    • If you’d like to help us fund the clean drinking water project, please consider donating on our website: [link]
  • Share a hashtag they can post to spread awareness
    • To show your support for the fight against deforestation, we invite you to tag us on Instagram and use #MeatlessMonday to inspire less meat consumption!
  • Invite them to reply with user-generated content to help your campaign
    • Text us a selfie of you cleaning up your beaches to be entered into a drawing to win one of our best-selling Mama Earth tees!

As you can see, short and sweet doesn’t have to mean a lack of quality. Just remember, when writing your advocacy text messages:

  • Always capture attention in one sentence.
  • Share your most striking facts in the body of your message, and any supporting information in an attachment.
  • Always end with something a reader can do right at that moment to increase the odds of them taking action.

And in the end, you’ll wind up with a knockout advocacy text.

Did you know if bees go extinct, we won’t be able to grow food like avocados, apples, or onions? Sign this petition today to help us lobby for federal protection of endangered bees: [link]

How to set up advocacy texting for your nonprofit

Now that you have a few tips and tactics on hand, it’s time to get started sending your texts.


Get your advocacy texts out to your entire audience at once with campaigns.

  1. In your account, find Campaigns on the left-side menu.
  2. Pick New.
  3. Name your campaign and write your message. If you include a link, use the link shortener for easier performance tracking later.
  4. Choose which contact list will receive your message.
  5. Decide whether to send your campaign immediately, schedule it for a future date, or set it as recurring.
Creating an advocacy texting campaign

The inbox

Advocacy texting isn’t just for the masses.
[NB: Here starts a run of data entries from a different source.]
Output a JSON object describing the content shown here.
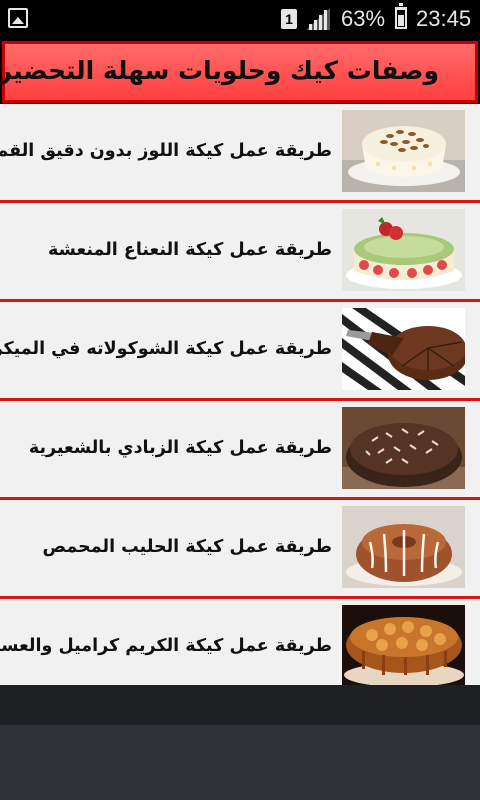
{
  "status_bar": {
    "sim_slot": "1",
    "battery_percent": "63%",
    "battery_level": 0.63,
    "time": "23:45",
    "icons": [
      "gallery-notification-icon",
      "sim-icon",
      "signal-icon",
      "battery-icon"
    ]
  },
  "header": {
    "title": "وصفات كيك وحلويات سهلة التحضير",
    "colors": {
      "background": "#ff4d4d",
      "border": "#c40000"
    }
  },
  "recipes": [
    {
      "label": "طريقة عمل كيكة اللوز بدون دقيق القمح",
      "thumbnail": "almond-cake-image"
    },
    {
      "label": "طريقة عمل كيكة النعناع المنعشة",
      "thumbnail": "mint-cake-image"
    },
    {
      "label": "طريقة عمل كيكة الشوكولاته في الميكرووي",
      "thumbnail": "chocolate-cake-image"
    },
    {
      "label": "طريقة عمل كيكة الزبادي بالشعيرية",
      "thumbnail": "yogurt-cake-image"
    },
    {
      "label": "طريقة عمل كيكة الحليب المحمص",
      "thumbnail": "toasted-milk-cake-image"
    },
    {
      "label": "طريقة عمل كيكة الكريم كراميل والعسل",
      "thumbnail": "caramel-honey-cake-image"
    }
  ],
  "colors": {
    "divider": "#d81414",
    "list_background": "#f1f1f1"
  }
}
You can also use your inbox to manage one-on-one interactions and answer common questions.

  1. From your SimpleTexting account screen, choose Inbox from the left-hand menu.
  2. Open a new conversation or continue an existing one.
  3. Type out your message in the box (or pick a template from the bookmark icon) and send it or schedule it using the clock icon.
Sending an advocacy text through the inbox

This article was originally published September 16, 2020. It was updated and repurposed September 19, 2023. Meghan Tocci contributed to this piece.